• _Exercise directions_
This exercise asks for every line of the material that includes the word "icon".
(Given data Opens)
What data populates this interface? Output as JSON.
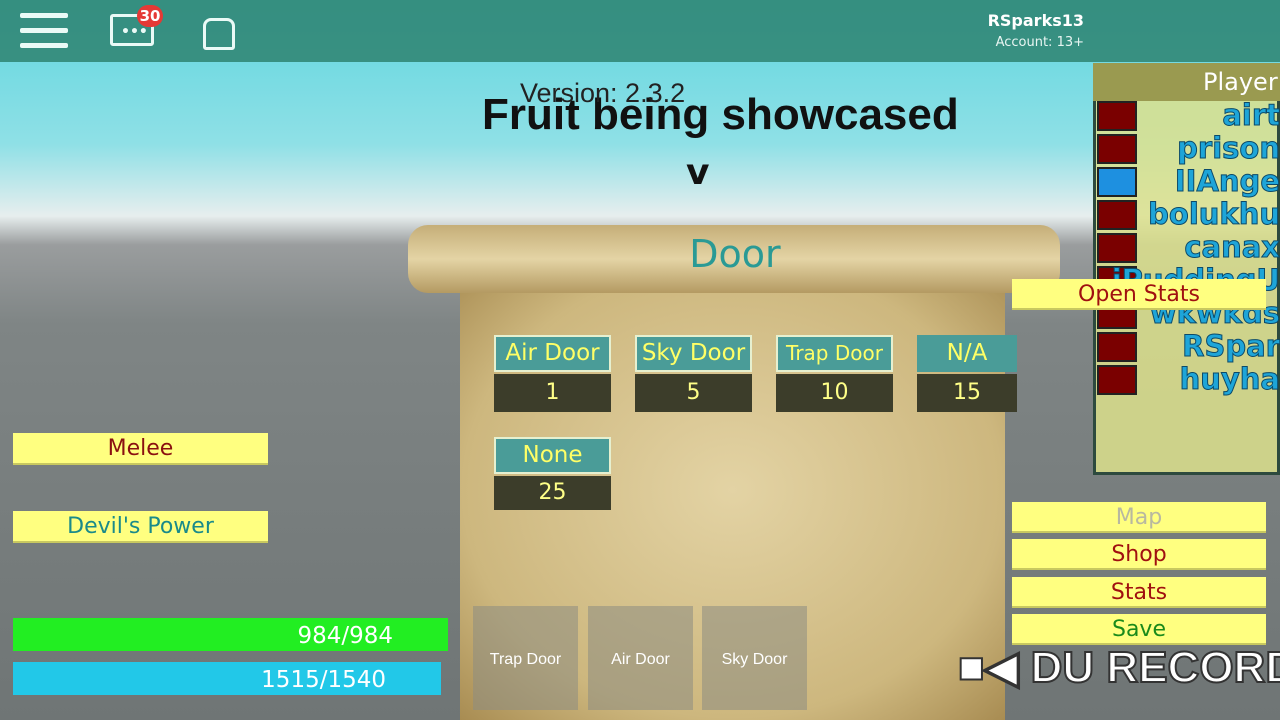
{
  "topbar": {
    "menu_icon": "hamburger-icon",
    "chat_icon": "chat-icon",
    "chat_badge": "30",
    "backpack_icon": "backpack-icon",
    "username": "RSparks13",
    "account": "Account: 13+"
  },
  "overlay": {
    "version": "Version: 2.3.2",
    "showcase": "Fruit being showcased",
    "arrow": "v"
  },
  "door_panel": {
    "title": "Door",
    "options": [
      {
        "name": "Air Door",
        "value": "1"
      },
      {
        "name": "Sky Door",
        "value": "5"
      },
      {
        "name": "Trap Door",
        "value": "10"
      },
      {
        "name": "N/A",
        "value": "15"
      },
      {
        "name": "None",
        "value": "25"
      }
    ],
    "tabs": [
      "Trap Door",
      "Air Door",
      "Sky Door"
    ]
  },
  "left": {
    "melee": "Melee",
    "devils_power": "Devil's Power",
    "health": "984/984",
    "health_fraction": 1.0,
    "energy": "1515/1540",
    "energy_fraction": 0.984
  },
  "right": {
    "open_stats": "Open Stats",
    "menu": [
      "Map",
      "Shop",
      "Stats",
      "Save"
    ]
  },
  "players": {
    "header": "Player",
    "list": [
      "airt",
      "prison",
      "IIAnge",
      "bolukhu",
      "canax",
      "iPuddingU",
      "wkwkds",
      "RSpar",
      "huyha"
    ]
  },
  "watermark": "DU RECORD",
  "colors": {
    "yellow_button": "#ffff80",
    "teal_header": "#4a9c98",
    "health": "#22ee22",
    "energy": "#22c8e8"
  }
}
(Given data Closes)
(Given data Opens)
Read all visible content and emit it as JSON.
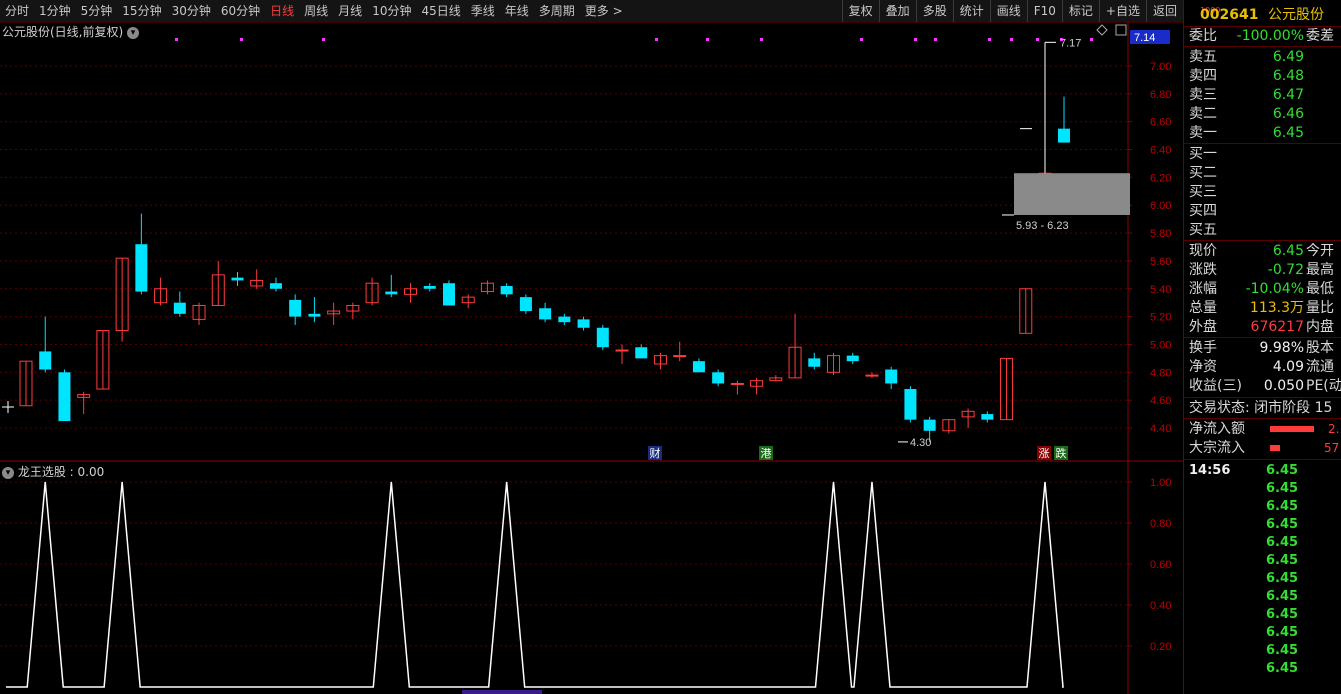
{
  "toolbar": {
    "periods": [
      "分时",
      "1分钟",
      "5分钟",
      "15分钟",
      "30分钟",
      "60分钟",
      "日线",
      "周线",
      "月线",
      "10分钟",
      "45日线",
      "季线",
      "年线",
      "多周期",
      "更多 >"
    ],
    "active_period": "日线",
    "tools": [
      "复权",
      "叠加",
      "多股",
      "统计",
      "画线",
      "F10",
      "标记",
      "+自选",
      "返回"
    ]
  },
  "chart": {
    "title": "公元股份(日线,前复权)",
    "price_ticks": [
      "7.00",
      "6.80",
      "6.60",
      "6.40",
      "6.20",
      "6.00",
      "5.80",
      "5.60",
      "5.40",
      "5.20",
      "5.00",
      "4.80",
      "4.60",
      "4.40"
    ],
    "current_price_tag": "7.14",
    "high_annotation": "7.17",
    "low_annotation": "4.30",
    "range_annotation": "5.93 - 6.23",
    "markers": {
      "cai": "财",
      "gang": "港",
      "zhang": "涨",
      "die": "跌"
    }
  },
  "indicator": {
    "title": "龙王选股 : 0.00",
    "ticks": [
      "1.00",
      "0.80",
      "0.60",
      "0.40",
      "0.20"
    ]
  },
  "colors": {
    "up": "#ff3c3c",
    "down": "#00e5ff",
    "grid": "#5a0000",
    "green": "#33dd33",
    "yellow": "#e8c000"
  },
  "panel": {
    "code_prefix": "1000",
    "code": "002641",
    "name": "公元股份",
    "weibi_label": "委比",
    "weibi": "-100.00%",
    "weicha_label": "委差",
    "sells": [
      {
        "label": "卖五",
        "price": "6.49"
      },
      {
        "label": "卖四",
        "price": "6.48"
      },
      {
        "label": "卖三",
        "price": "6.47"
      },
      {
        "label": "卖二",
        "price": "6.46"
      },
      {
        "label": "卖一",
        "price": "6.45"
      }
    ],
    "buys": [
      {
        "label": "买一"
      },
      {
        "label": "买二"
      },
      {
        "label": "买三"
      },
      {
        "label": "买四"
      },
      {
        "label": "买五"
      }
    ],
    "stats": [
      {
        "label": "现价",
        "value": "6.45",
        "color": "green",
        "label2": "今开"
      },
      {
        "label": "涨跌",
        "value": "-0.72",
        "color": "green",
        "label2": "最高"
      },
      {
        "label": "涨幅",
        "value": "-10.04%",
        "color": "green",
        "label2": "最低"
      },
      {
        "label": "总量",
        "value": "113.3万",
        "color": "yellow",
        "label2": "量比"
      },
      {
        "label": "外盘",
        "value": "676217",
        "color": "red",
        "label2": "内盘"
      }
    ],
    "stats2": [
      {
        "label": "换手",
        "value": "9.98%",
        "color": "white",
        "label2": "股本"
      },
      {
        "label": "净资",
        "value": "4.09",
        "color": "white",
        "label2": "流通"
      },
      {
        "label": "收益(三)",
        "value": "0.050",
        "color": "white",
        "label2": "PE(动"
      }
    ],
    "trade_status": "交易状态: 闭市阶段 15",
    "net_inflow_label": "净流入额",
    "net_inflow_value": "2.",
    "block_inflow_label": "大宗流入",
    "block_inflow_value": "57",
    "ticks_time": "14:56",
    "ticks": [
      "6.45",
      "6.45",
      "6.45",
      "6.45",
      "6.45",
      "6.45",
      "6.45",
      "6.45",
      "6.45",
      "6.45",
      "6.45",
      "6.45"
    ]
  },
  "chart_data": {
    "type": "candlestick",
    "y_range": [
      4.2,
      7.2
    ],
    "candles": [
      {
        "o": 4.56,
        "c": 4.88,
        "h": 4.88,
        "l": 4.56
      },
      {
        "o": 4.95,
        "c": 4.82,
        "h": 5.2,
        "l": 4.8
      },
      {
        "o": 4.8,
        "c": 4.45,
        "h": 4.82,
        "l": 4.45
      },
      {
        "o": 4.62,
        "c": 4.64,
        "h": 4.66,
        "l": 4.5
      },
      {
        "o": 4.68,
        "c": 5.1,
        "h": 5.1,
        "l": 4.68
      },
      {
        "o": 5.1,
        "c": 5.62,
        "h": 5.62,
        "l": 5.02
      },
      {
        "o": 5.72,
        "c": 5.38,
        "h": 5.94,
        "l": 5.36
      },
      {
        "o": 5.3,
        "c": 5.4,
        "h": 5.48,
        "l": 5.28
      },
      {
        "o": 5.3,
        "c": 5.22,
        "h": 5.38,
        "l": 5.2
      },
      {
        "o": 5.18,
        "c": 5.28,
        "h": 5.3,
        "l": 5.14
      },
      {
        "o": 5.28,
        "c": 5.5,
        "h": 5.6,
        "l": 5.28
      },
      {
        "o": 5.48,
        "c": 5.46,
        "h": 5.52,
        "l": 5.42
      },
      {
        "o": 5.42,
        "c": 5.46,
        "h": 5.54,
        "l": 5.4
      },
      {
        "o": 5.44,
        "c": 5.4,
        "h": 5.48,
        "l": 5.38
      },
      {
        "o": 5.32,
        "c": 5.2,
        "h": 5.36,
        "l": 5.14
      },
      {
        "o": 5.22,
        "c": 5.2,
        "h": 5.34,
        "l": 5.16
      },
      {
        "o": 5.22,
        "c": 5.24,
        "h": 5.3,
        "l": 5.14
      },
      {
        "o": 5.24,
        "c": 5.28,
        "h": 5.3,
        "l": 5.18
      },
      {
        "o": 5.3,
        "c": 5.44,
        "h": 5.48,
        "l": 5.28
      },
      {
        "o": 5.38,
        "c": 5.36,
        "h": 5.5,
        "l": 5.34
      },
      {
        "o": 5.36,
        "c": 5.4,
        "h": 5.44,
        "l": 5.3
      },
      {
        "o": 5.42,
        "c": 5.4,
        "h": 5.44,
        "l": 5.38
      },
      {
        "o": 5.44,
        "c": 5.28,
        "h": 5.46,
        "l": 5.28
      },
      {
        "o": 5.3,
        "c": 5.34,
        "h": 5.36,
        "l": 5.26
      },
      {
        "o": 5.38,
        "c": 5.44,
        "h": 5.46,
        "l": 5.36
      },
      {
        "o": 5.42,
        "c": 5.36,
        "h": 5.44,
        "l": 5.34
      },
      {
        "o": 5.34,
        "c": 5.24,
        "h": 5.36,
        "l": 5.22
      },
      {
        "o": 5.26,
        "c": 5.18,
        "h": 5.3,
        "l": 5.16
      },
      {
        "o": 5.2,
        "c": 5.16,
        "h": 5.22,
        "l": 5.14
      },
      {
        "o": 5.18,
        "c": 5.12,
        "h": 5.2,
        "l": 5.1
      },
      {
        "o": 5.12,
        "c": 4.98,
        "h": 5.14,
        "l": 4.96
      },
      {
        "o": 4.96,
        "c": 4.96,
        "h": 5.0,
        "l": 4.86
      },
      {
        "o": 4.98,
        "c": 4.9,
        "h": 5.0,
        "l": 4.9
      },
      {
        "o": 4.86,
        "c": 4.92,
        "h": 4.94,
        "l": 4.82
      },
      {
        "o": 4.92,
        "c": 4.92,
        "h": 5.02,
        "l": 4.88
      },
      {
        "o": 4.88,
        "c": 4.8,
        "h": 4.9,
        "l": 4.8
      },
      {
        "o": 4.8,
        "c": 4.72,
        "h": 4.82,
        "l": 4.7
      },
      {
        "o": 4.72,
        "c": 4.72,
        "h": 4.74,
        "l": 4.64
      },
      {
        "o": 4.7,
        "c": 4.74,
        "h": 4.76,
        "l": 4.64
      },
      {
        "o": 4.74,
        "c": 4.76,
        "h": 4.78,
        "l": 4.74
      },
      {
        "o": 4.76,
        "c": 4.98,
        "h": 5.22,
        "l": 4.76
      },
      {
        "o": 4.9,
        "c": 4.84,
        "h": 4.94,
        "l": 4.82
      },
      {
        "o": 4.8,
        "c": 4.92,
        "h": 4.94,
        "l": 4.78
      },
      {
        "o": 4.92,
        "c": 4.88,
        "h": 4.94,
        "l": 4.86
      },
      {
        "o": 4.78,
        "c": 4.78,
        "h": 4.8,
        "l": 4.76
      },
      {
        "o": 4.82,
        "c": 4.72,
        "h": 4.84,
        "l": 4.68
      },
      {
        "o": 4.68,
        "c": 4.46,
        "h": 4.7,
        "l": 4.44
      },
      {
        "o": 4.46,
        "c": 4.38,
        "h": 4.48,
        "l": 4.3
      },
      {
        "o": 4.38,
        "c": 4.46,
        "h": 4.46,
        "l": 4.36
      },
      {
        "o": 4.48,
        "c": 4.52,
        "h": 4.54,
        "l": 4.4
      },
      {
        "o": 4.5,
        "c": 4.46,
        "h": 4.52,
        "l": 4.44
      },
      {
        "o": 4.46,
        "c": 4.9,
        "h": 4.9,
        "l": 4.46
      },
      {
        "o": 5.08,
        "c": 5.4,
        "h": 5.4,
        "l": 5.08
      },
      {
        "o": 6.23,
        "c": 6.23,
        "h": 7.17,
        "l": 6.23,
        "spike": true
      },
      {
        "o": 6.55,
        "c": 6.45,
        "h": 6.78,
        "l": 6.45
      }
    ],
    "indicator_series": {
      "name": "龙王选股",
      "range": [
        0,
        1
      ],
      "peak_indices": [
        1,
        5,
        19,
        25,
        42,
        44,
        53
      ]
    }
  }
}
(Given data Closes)
• _Final answer_
    "menu_icon": "hamburger-icon",
    "chat_icon": "chat-icon",
    "backpack_icon": "backpack-icon",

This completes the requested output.